_Aim of the task_: Below are records to repeat exactly; do not include any pictures.

_Data excerpts_:
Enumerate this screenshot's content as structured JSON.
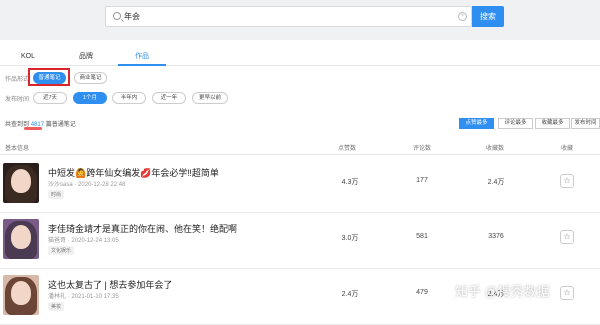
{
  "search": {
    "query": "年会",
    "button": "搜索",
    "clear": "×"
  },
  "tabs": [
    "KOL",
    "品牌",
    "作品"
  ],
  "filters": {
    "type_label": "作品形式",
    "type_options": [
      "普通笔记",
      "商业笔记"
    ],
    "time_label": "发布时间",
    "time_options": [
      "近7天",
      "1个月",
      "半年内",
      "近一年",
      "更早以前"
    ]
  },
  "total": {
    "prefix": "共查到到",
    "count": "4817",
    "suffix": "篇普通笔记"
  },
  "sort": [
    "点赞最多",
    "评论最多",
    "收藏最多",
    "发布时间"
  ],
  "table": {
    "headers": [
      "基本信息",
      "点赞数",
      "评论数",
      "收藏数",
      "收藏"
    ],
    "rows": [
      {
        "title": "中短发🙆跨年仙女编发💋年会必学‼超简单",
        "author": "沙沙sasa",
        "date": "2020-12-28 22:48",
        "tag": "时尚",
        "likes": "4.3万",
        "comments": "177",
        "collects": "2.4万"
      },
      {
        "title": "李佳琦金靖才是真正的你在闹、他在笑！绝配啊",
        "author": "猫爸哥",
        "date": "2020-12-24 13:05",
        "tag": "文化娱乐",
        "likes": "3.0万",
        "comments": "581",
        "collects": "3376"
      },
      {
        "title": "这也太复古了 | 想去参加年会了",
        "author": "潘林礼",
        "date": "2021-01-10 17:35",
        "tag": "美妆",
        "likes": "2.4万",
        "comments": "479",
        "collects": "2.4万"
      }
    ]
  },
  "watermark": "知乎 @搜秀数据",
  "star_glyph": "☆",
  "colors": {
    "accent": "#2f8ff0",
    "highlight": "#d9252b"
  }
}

_Answer box_:
Enumerate this screenshot's content as structured JSON.
{
  "search": {
    "query": "年会",
    "button": "搜索",
    "clear": "×"
  },
  "tabs": [
    "KOL",
    "品牌",
    "作品"
  ],
  "filters": {
    "type_label": "作品形式",
    "type_options": [
      "普通笔记",
      "商业笔记"
    ],
    "time_label": "发布时间",
    "time_options": [
      "近7天",
      "1个月",
      "半年内",
      "近一年",
      "更早以前"
    ]
  },
  "total": {
    "prefix": "共查到到",
    "count": "4817",
    "suffix": "篇普通笔记"
  },
  "sort": [
    "点赞最多",
    "评论最多",
    "收藏最多",
    "发布时间"
  ],
  "table": {
    "headers": [
      "基本信息",
      "点赞数",
      "评论数",
      "收藏数",
      "收藏"
    ],
    "rows": [
      {
        "title": "中短发🙆跨年仙女编发💋年会必学‼超简单",
        "author": "沙沙sasa",
        "date": "2020-12-28 22:48",
        "tag": "时尚",
        "likes": "4.3万",
        "comments": "177",
        "collects": "2.4万"
      },
      {
        "title": "李佳琦金靖才是真正的你在闹、他在笑！绝配啊",
        "author": "猫爸哥",
        "date": "2020-12-24 13:05",
        "tag": "文化娱乐",
        "likes": "3.0万",
        "comments": "581",
        "collects": "3376"
      },
      {
        "title": "这也太复古了 | 想去参加年会了",
        "author": "潘林礼",
        "date": "2021-01-10 17:35",
        "tag": "美妆",
        "likes": "2.4万",
        "comments": "479",
        "collects": "2.4万"
      }
    ]
  },
  "watermark": "知乎 @搜秀数据",
  "star_glyph": "☆",
  "colors": {
    "accent": "#2f8ff0",
    "highlight": "#d9252b"
  }
}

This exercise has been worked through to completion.